That comes in different forms. Black people want to know to what extent Black people were included in clinical vaccine trials. They want to know how many had underlying health conditions or comorbidities — the simultaneous presence of two or more diseases — and they want to know whether those patients have the same health problems they do, Logan said.
Black people’s historical distrust of the health care system is fueled by such abuses as the Tuskegee experiments, in which the federal government tracked a group of Black sharecroppers infected with syphilis but didn’t treat them.
“You have to consider even though we have this historical context,” Logan said, “a lot of folks feel the vaccine was just rushed.”
People are confused over which vaccine to take or whether there’s a difference, Logan said. Misinformation can be overwhelming.
“If you don’t address those concerns people have, that fear factor sets in and it makes them ultimately not want to take a vaccine because of the unknown,” Logan said.
Knowing friends, relatives or other Black people who have been vaccinated helps, Walker-Dean said. Assurances of the vaccine’s safety is the most pressing issue, Woart said.

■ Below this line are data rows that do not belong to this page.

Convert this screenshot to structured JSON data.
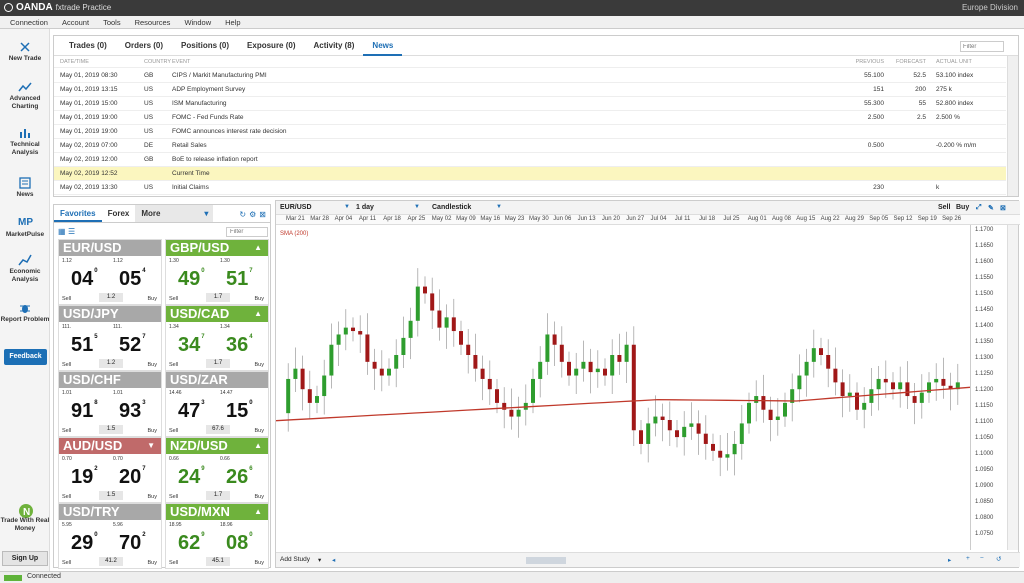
{
  "app": {
    "logo": "OANDA",
    "product": "fxtrade Practice",
    "region": "Europe Division"
  },
  "menu": [
    "Connection",
    "Account",
    "Tools",
    "Resources",
    "Window",
    "Help"
  ],
  "sidebar": {
    "items": [
      {
        "label": "New Trade",
        "icon": "plus-icon"
      },
      {
        "label": "Advanced Charting",
        "icon": "chart-icon"
      },
      {
        "label": "Technical Analysis",
        "icon": "bar-chart-icon"
      },
      {
        "label": "News",
        "icon": "news-icon"
      },
      {
        "label": "MarketPulse",
        "icon": "mp-logo-icon"
      },
      {
        "label": "Economic Analysis",
        "icon": "line-chart-icon"
      },
      {
        "label": "Report Problem",
        "icon": "bug-icon"
      }
    ],
    "feedback": "Feedback",
    "trade_real": "Trade With Real Money",
    "signup": "Sign Up"
  },
  "status": {
    "text": "Connected"
  },
  "news_panel": {
    "tabs": [
      "Trades (0)",
      "Orders (0)",
      "Positions (0)",
      "Exposure (0)",
      "Activity (8)",
      "News"
    ],
    "active_tab": 5,
    "filter_placeholder": "Filter",
    "headers": {
      "date": "DATE/TIME",
      "country": "COUNTRY",
      "event": "EVENT",
      "previous": "PREVIOUS",
      "forecast": "FORECAST",
      "actual": "ACTUAL UNIT"
    },
    "rows": [
      {
        "date": "May 01, 2019  08:30",
        "country": "GB",
        "event": "CIPS / Markit Manufacturing PMI",
        "previous": "55.100",
        "forecast": "52.5",
        "actual": "53.100 index"
      },
      {
        "date": "May 01, 2019  13:15",
        "country": "US",
        "event": "ADP Employment Survey",
        "previous": "151",
        "forecast": "200",
        "actual": "275 k"
      },
      {
        "date": "May 01, 2019  15:00",
        "country": "US",
        "event": "ISM Manufacturing",
        "previous": "55.300",
        "forecast": "55",
        "actual": "52.800 index"
      },
      {
        "date": "May 01, 2019  19:00",
        "country": "US",
        "event": "FOMC - Fed Funds Rate",
        "previous": "2.500",
        "forecast": "2.5",
        "actual": "2.500 %"
      },
      {
        "date": "May 01, 2019  19:00",
        "country": "US",
        "event": "FOMC announces interest rate decision",
        "previous": "",
        "forecast": "",
        "actual": ""
      },
      {
        "date": "May 02, 2019  07:00",
        "country": "DE",
        "event": "Retail Sales",
        "previous": "0.500",
        "forecast": "",
        "actual": "-0.200 % m/m"
      },
      {
        "date": "May 02, 2019  12:00",
        "country": "GB",
        "event": "BoE to release inflation report",
        "previous": "",
        "forecast": "",
        "actual": ""
      },
      {
        "date": "May 02, 2019  12:52",
        "country": "",
        "event": "Current Time",
        "previous": "",
        "forecast": "",
        "actual": ""
      },
      {
        "date": "May 02, 2019  13:30",
        "country": "US",
        "event": "Initial Claims",
        "previous": "230",
        "forecast": "",
        "actual": "k"
      }
    ]
  },
  "watchlist": {
    "tabs": [
      "Favorites",
      "Forex",
      "More"
    ],
    "filter_placeholder": "Filter",
    "sell": "Sell",
    "buy": "Buy",
    "tiles": [
      {
        "pair": "EUR/USD",
        "dir": "none",
        "sell_small": "1.12",
        "buy_small": "1.12",
        "sell_big": "04",
        "sell_sup": "0",
        "buy_big": "05",
        "buy_sup": "4",
        "spread": "1.2"
      },
      {
        "pair": "GBP/USD",
        "dir": "up",
        "sell_small": "1.30",
        "buy_small": "1.30",
        "sell_big": "49",
        "sell_sup": "0",
        "buy_big": "51",
        "buy_sup": "7",
        "spread": "1.7"
      },
      {
        "pair": "USD/JPY",
        "dir": "none",
        "sell_small": "111.",
        "buy_small": "111.",
        "sell_big": "51",
        "sell_sup": "5",
        "buy_big": "52",
        "buy_sup": "7",
        "spread": "1.2"
      },
      {
        "pair": "USD/CAD",
        "dir": "up",
        "sell_small": "1.34",
        "buy_small": "1.34",
        "sell_big": "34",
        "sell_sup": "7",
        "buy_big": "36",
        "buy_sup": "4",
        "spread": "1.7"
      },
      {
        "pair": "USD/CHF",
        "dir": "none",
        "sell_small": "1.01",
        "buy_small": "1.01",
        "sell_big": "91",
        "sell_sup": "8",
        "buy_big": "93",
        "buy_sup": "3",
        "spread": "1.5"
      },
      {
        "pair": "USD/ZAR",
        "dir": "none",
        "sell_small": "14.46",
        "buy_small": "14.47",
        "sell_big": "47",
        "sell_sup": "3",
        "buy_big": "15",
        "buy_sup": "0",
        "spread": "67.6"
      },
      {
        "pair": "AUD/USD",
        "dir": "down",
        "sell_small": "0.70",
        "buy_small": "0.70",
        "sell_big": "19",
        "sell_sup": "2",
        "buy_big": "20",
        "buy_sup": "7",
        "spread": "1.5"
      },
      {
        "pair": "NZD/USD",
        "dir": "up",
        "sell_small": "0.66",
        "buy_small": "0.66",
        "sell_big": "24",
        "sell_sup": "9",
        "buy_big": "26",
        "buy_sup": "6",
        "spread": "1.7"
      },
      {
        "pair": "USD/TRY",
        "dir": "none",
        "sell_small": "5.95",
        "buy_small": "5.96",
        "sell_big": "29",
        "sell_sup": "0",
        "buy_big": "70",
        "buy_sup": "2",
        "spread": "41.2"
      },
      {
        "pair": "USD/MXN",
        "dir": "up",
        "sell_small": "18.95",
        "buy_small": "18.96",
        "sell_big": "62",
        "sell_sup": "9",
        "buy_big": "08",
        "buy_sup": "0",
        "spread": "45.1"
      }
    ]
  },
  "chart": {
    "instrument": "EUR/USD",
    "timeframe": "1 day",
    "style": "Candlestick",
    "sell": "Sell",
    "buy": "Buy",
    "add_study": "Add Study",
    "sma_label": "SMA (200)",
    "dates": [
      "Mar 21",
      "Mar 28",
      "Apr 04",
      "Apr 11",
      "Apr 18",
      "Apr 25",
      "May 02",
      "May 09",
      "May 16",
      "May 23",
      "May 30",
      "Jun 06",
      "Jun 13",
      "Jun 20",
      "Jun 27",
      "Jul 04",
      "Jul 11",
      "Jul 18",
      "Jul 25",
      "Aug 01",
      "Aug 08",
      "Aug 15",
      "Aug 22",
      "Aug 29",
      "Sep 05",
      "Sep 12",
      "Sep 19",
      "Sep 26"
    ],
    "y_ticks": [
      "1.1700",
      "1.1650",
      "1.1600",
      "1.1550",
      "1.1500",
      "1.1450",
      "1.1400",
      "1.1350",
      "1.1300",
      "1.1250",
      "1.1200",
      "1.1150",
      "1.1100",
      "1.1050",
      "1.1000",
      "1.0950",
      "1.0900",
      "1.0850",
      "1.0800",
      "1.0750"
    ],
    "colors": {
      "up": "#2e9d2e",
      "down": "#a01818",
      "sma": "#c0392b"
    }
  },
  "colors": {
    "accent": "#1e6fb5",
    "tile_up": "#6fb23c",
    "tile_down": "#c06a6a",
    "tile_neutral": "#a8a8a8",
    "current_row": "#fbf6bf"
  }
}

“My major concern is those people who actually need the vaccine may end up not getting it,” Woart said, “and I believe it’s because we have not been addressing the concerns they have. That’s pure and simple.”
In former Charleston NAACP President Rick Martin’s mind, the way forward was identified during the statewide call in April: Bring West Virginia’s best Black medical minds together and let them speak directly to those who have questions.
“Part of the purpose behind impaneling such a group,” he said, “would be some immediate, automatic and expected connectivity between that panel and the African American communities, particularly local Black churches, community-based organizations and other entities that advocate for the community of color.”
Martin cited an hour-long video interview, “Making it Plain: A Conversation with Dr. Fauci,” in which a Black health advocate from Washington took community questions to Dr. Anthony Fauci, the federal coronavirus czar. Martin said that could serve as a starting point.
While Fauci is white, he’s the most trusted person in the United States on vaccine guidance, according to an October Morning Consult and Politico poll.
Martin said Black West Virginians need the same kind of face-to-face access to the state’s Black medical professionals. The conversation must be continuing rather than a one-time deal.
Failing to include Woart, as Watts recommended, and other top Black medical minds was a mistake, McGill said.
“It’s really irresponsible that the state has not looped in people like Dr. Woart, who is on the ground, in the community, with the knowledge of the community and how to access it,” McGill said.
Woart, who lived in Mercer County for 19 years studying minority health in Southern West Virginia, said his work long has been aided by faith organizations.
“All the work I have done in West Virginia would not have been done, and I’ve done a lot, would not have been possible without my partnership with the African American churches,” he said. “I would not have ended up at Marshall without the work I’ve done and the trust I have built among the community.”
State leaders would be wise to include Black churches, Woart said.
“On an institutional level and historically, African American churches have always been the catalyst for change,” Woart said. “We do listen to our pastors.
“You would think that administrators and politicians, after all these years, would understand that.”
The source of the information, after all, is more important than the information itself, Woart said.
“I can’t imagine having a white social worker going into Bluefield or in Princeton or in Beckley trying to inform the African American community about the vaccine,” he said.
Steady information flow, clear and efficient policy and addressing issues at the community level could save lives, Woart said.
“This is an emergency,” Woart said. “Put aside political and social differences to address this urgent problem.”